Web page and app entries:
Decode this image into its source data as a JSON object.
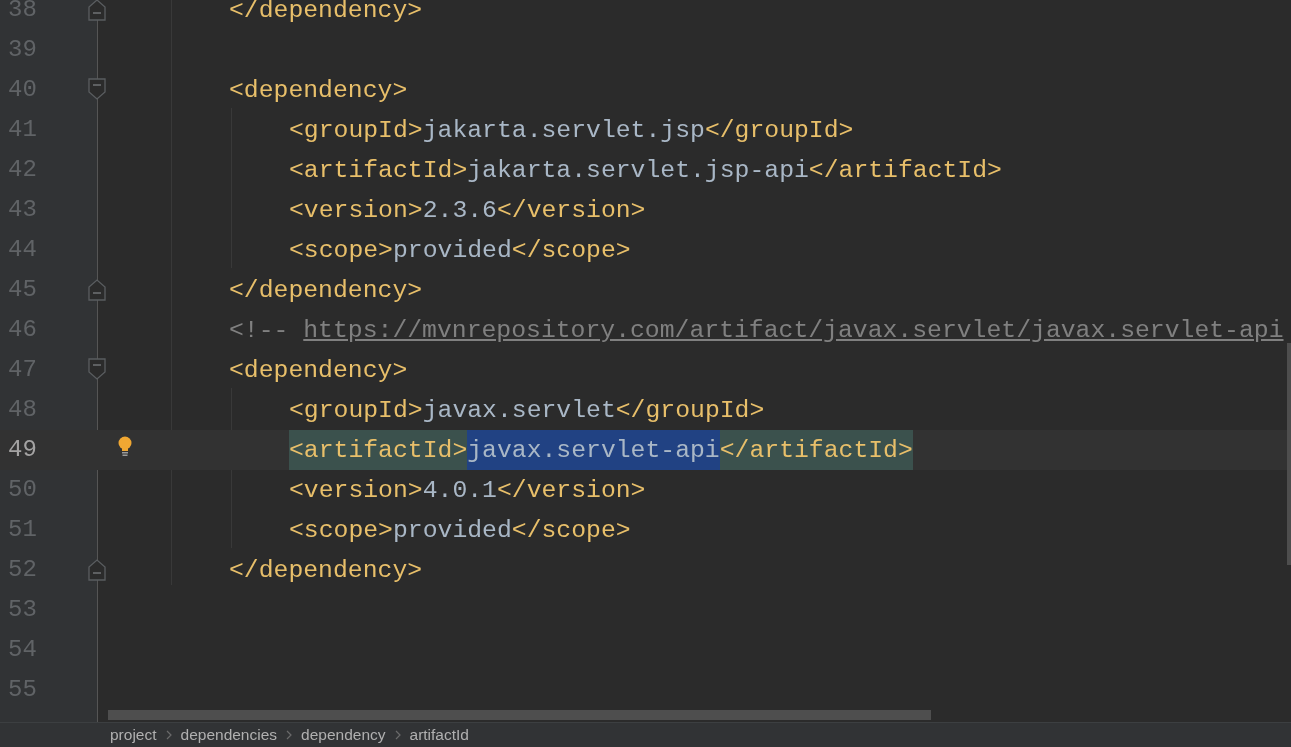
{
  "editor": {
    "lines": [
      {
        "number": "38",
        "current": false,
        "kind": "fold-end",
        "tokens": [
          {
            "kind": "tag",
            "text": "</dependency>"
          }
        ]
      },
      {
        "number": "39",
        "current": false
      },
      {
        "number": "40",
        "current": false,
        "kind": "fold-start",
        "tokens": [
          {
            "kind": "tag",
            "text": "<dependency>"
          }
        ],
        "children": [
          {
            "number": "41",
            "current": false,
            "tokens": [
              {
                "kind": "tag",
                "text": "<groupId>"
              },
              {
                "kind": "value",
                "text": "jakarta.servlet.jsp"
              },
              {
                "kind": "tag",
                "text": "</groupId>"
              }
            ]
          },
          {
            "number": "42",
            "current": false,
            "tokens": [
              {
                "kind": "tag",
                "text": "<artifactId>"
              },
              {
                "kind": "value",
                "text": "jakarta.servlet.jsp-api"
              },
              {
                "kind": "tag",
                "text": "</artifactId>"
              }
            ]
          },
          {
            "number": "43",
            "current": false,
            "tokens": [
              {
                "kind": "tag",
                "text": "<version>"
              },
              {
                "kind": "value",
                "text": "2.3.6"
              },
              {
                "kind": "tag",
                "text": "</version>"
              }
            ]
          },
          {
            "number": "44",
            "current": false,
            "tokens": [
              {
                "kind": "tag",
                "text": "<scope>"
              },
              {
                "kind": "value",
                "text": "provided"
              },
              {
                "kind": "tag",
                "text": "</scope>"
              }
            ]
          }
        ]
      },
      {
        "number": "45",
        "current": false,
        "kind": "fold-end",
        "tokens": [
          {
            "kind": "tag",
            "text": "</dependency>"
          }
        ]
      },
      {
        "number": "46",
        "current": false,
        "tokens": [
          {
            "kind": "comment",
            "text": "<!--"
          },
          {
            "kind": "link",
            "text": "https://mvnrepository.com/artifact/javax.servlet/javax.servlet-api"
          }
        ]
      },
      {
        "number": "47",
        "current": false,
        "kind": "fold-start",
        "tokens": [
          {
            "kind": "tag",
            "text": "<dependency>"
          }
        ],
        "children": [
          {
            "number": "48",
            "current": false,
            "tokens": [
              {
                "kind": "tag",
                "text": "<groupId>"
              },
              {
                "kind": "value",
                "text": "javax.servlet"
              },
              {
                "kind": "tag",
                "text": "</groupId>"
              }
            ]
          },
          {
            "number": "49",
            "current": true,
            "tokens": [
              {
                "kind": "tag-match",
                "text": "<artifactId>"
              },
              {
                "kind": "value-selection",
                "text": "javax.servlet-api"
              },
              {
                "kind": "tag-match",
                "text": "</artifactId>"
              }
            ]
          },
          {
            "number": "50",
            "current": false,
            "tokens": [
              {
                "kind": "tag",
                "text": "<version>"
              },
              {
                "kind": "value",
                "text": "4.0.1"
              },
              {
                "kind": "tag",
                "text": "</version>"
              }
            ]
          },
          {
            "number": "51",
            "current": false,
            "tokens": [
              {
                "kind": "tag",
                "text": "<scope>"
              },
              {
                "kind": "value",
                "text": "provided"
              },
              {
                "kind": "tag",
                "text": "</scope>"
              }
            ]
          }
        ]
      },
      {
        "number": "52",
        "current": false,
        "kind": "fold-end",
        "tokens": [
          {
            "kind": "tag",
            "text": "</dependency>"
          }
        ]
      },
      {
        "number": "53",
        "current": false
      },
      {
        "number": "54",
        "current": false
      },
      {
        "number": "55",
        "current": false
      }
    ]
  },
  "breadcrumbs": [
    "project",
    "dependencies",
    "dependency",
    "artifactId"
  ]
}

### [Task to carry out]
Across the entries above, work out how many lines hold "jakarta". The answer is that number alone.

### [Answer to this exercise]
2